A retired state trooper and three community leaders testified that Shirley has long been an asset to his Eastern Panhandle community and would thrive under third-party supervision on probation. But they also said he hit an emotional low point last fall when his wife filed for divorce and a friend committed suicide.
Defense attorney Kevin Mills said Shirley has since had professional counseling, but Bailey was not swayed.
"You say last fall was his low point," Bailey said. "I'm guessing today is a lower point."
The judge also ordered Shirley to pay $1,854 in restitution to his victim, convicted bank robber Mark Daniel Haines, and to spend 18 months on probation after he is released.
The one-year sentence is less than the 33-month term recommended under federal sentencing guidelines, but Bailey said "any amount of prison time ... is going to be very difficult for him."
The beating captured on a police vehicle's surveillance video was discussed in court but not shown.
Assistant U.S. Attorney Paul Camilletti said it showed the former sheriff kicking Haines while in the bed of a pickup, then walking around when fellow officers pulled Haines to the ground and stomping on him.
Haines suffered scrapes and bruises on his face and back, a hemorrhage in his right eye, and a broken nose, rib and eye socket, court documents said.
Camilletti pushed for a tougher sentence because Haines was considered a "vulnerable victim" under the law, but the defense countered that he provoked the violence by resisting, kicking and spitting at officers.

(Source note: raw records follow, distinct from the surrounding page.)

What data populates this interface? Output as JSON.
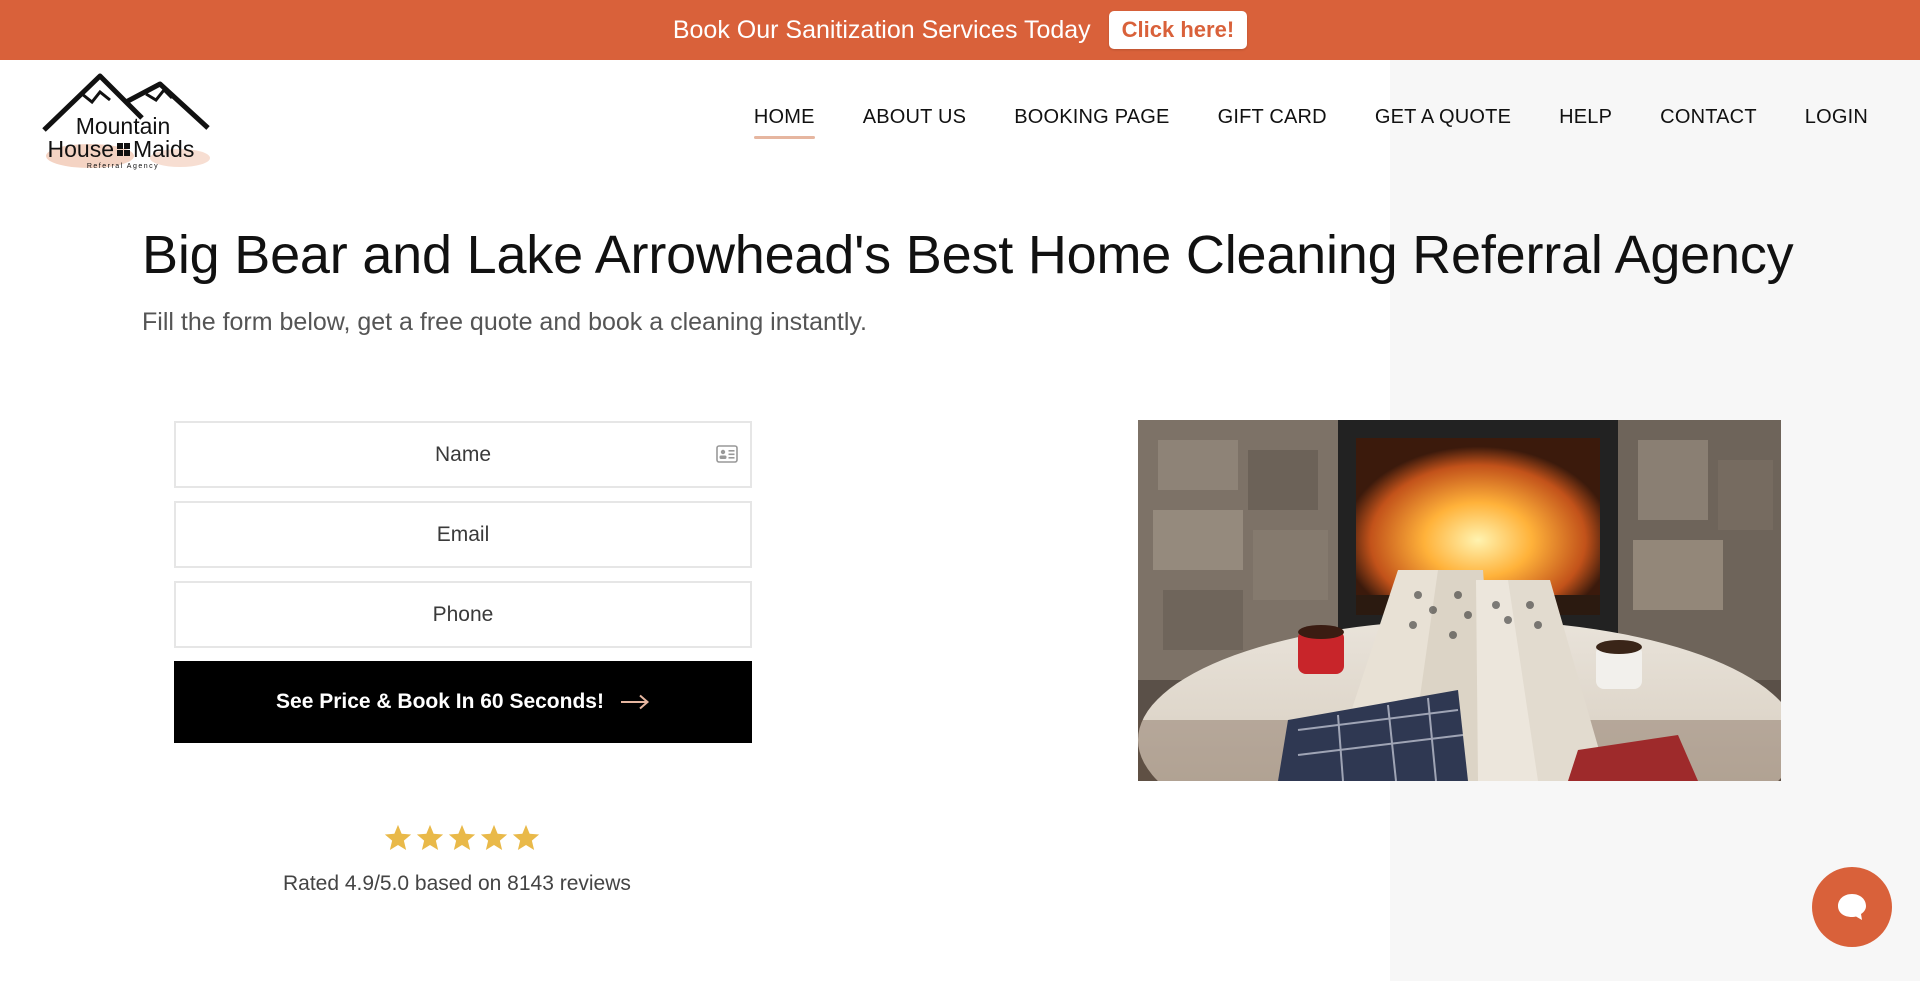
{
  "promo": {
    "text": "Book Our Sanitization Services Today",
    "button_label": "Click here!"
  },
  "logo": {
    "line1": "Mountain",
    "line2a": "House",
    "line2b": "Maids",
    "tagline": "Referral Agency"
  },
  "nav": {
    "items": [
      {
        "label": "HOME",
        "active": true
      },
      {
        "label": "ABOUT US"
      },
      {
        "label": "BOOKING PAGE"
      },
      {
        "label": "GIFT CARD"
      },
      {
        "label": "GET A QUOTE"
      },
      {
        "label": "HELP"
      },
      {
        "label": "CONTACT"
      },
      {
        "label": "LOGIN"
      }
    ]
  },
  "hero": {
    "title": "Big Bear and Lake Arrowhead's Best Home Cleaning Referral Agency",
    "subtitle": "Fill the form below, get a free quote and book a cleaning instantly."
  },
  "form": {
    "name_placeholder": "Name",
    "email_placeholder": "Email",
    "phone_placeholder": "Phone",
    "submit_label": "See Price & Book In 60 Seconds!"
  },
  "rating": {
    "stars": 5,
    "text": "Rated 4.9/5.0 based on 8143 reviews"
  },
  "colors": {
    "brand": "#d9613a",
    "star": "#e9b949",
    "button": "#000000"
  },
  "icons": {
    "name_field": "contact-card-icon",
    "submit": "arrow-right-icon",
    "chat": "chat-bubble-icon"
  }
}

They also cited a criminal record with more than three dozen offenses in arguing the 42-year-old Haines shouldn't qualify as vulnerable.
Haines, who was clad in orange jumpsuit, is serving prison time in Maryland. He said hearing the debate Monday "made me feel like I was on trial again." Haines also complained he received no apology when Shirley expressed regret to his friends and family.
"I was helpless. My face was broken," Haines said. "I was tased I don't know how many times. And you were the person who could have stopped it."
Haines has filed a lawsuit against Shirley and other officers. It's set to be tried this fall in Martinsburg.
Shirley choked up while apologizing, saying that while he'd done his best throughout his career, his use of excessive force on Haines was "probably the worst I ever did."
"I take full responsibility for what I've done," he said.
Shirley said all he knew was that the man had threatened bank tellers with a gun.
"I guess it's easy to look back now. Could I have stopped and turned around? Yes," he told the judge. "But that's not what people in law enforcement do."
Camilletti, however, argued that while the tellers did what they were trained to do to avoid violence, Shirley ignored his training. The video showed some officers administering the kind of blows they're trained to use, he said, but "no one was trained to stomp on his head."
Shirley was re-elected in November even as he faced the federal charges, but he resigned and pleaded guilty in January to deprivation of rights under the color of law. A second count of falsifying records was dismissed.
Friends testified that his re-election should demonstrate how valuable Jefferson County believes Shirley is, and former state trooper Steve Reckart -- now chief of police in Moorefield -- said he might not be alive today if it weren't for his longtime friend's courage.
Though Shirley is not large in stature, he said, he didn't run when people pulled weapons on the two of them.
"He was a banty little rooster," Reckart said. "He'd stay right there with us. He always had my back."
Other friends said Shirley has been punished enough and offered to take him in under their supervision while he performed community service.
Camilletti argued probation would not show the seriousness of the crime or deter others.
Bailey agreed, saying that neither the stress of the job nor Shirley's personal problems justified his conduct.
Haines had to be presumed innocent at the time of the beating, Bailey said, and Shirley had a duty to uphold the law.
"The victim was still a member of the community he had a duty to protect and serve, and he did not do it," the judge said. "Not even sworn law enforcement officers are above the law."